So, since Hoover’s surgery to have the leg with the tumor removed, I’ve been making his dog food and continuing my research about what dogs really should eat.
Dogs need mostly meat. And for about 10,000 years, that’s meant raw meat. Commercial dog food is mostly grain and what meat there is is not really worthy of being called meat. (Incidentally, commercial dog food has only been around about 70 years, about as long as junk food for humans.)
Because Hoover is undergoing chemotherapy, I haven’t gone the raw route yet. I may, once his chemo is over, and I certainly will for my next dog. For now, I’m cooking his meat.
In terms of portion size, the general rule of thumb is to feed 1-3 percent of your dog’s body weight, the low end for older or inactive dogs. Hoover weighs about 57 pounds, so he gets just over a pound of food a day.
Here’s my basic recipe for a day’s worth of food. I usually make enough for 4-5 days and keep a container of it in the fridge. You could certainly make a bigger batch, portion it, and throw it in the freezer. Just remember to keep it about 60 percent meat.
3/4 lb cooked meat (boneless chicken thighs, ground beef, etc. I use organic because I’m trying to save his damn life. Not a time to cheap out.)
1 zucchini, shredded or chopped
1 carrot, shredded or chopped
1 tablespoon olive oil
2 fish oil capsules
1 ground up egg shell (for calcium)
1 raw egg – or - 2 T yogurt or cottage cheese (the good kind with probiotics)
Briefly sauté the vegetables in olive oil. Mix everything together. Serve at room temperature.
You can certainly substitute other veggies you have on hand such as green beans, broccoli, brussell sprouts, spinach, kale, squash, cabbage and cauliflower.
Hoover has no objections to this new diet — indeed he relishes meal time — and we haven’t had any digestive issues as we had when we switched to a new brand of kibble a few years back. He healed from his surgery very quickly and his energy is great.

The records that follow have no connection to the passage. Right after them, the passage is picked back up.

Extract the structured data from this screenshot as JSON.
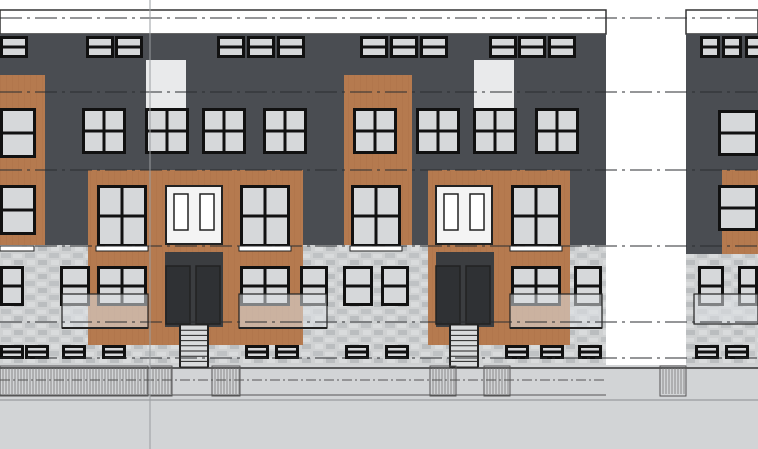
{
  "drawing": {
    "kind": "front-elevation",
    "subject": "townhouse-block",
    "storeys": 4,
    "units_visible": 6,
    "doors_visible": 4,
    "entry_stairs": 2,
    "level_datum_lines": 6
  },
  "materials": {
    "dark_cladding": "#4a4d52",
    "wood_cladding": "#b57a4f",
    "stone_base": "#c9cbcc",
    "window_frame": "#111111",
    "window_glass": "#d6d8da",
    "door_panel": "#f4f4f4",
    "ground": "#d2d4d6",
    "line_work": "#222222"
  },
  "icons": [
    "window-icon",
    "door-icon",
    "stair-icon",
    "fence-icon"
  ]
}
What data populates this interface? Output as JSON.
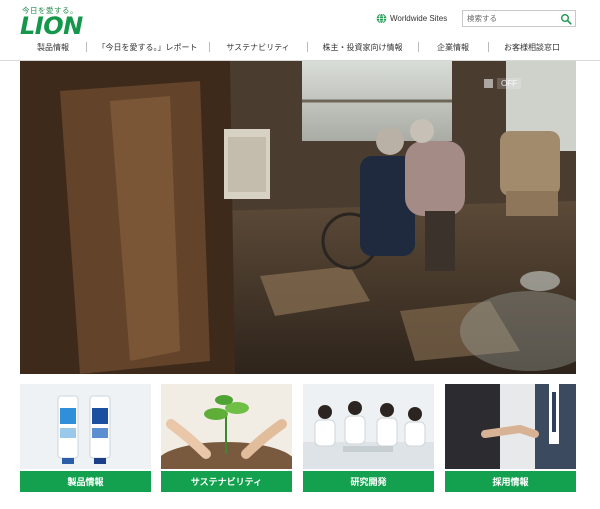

Overall, making dog food is much less trouble than I thought it would be I feel better about what I’m putting in his body.
I’m planning to make Hoover’s food for the rest of his life, and I’m hoping that extends well past the usual prognosis.
Here are some online sources that I found valuable during my research. All these folks are veterinarians with a holistic bent:
Dr. Charles Loops, a conventional vet turned homeopathic vet talks nuts and bolts of feeding a more natural diet.
Dr. Doug calls himself the Holistic Vet and discusses why he feeds raw.
A video post from Dr. Karen Becker dispels the myths around raw food diets.
So, what are you feeding your pets? Would you ever consider making pet food from scratch?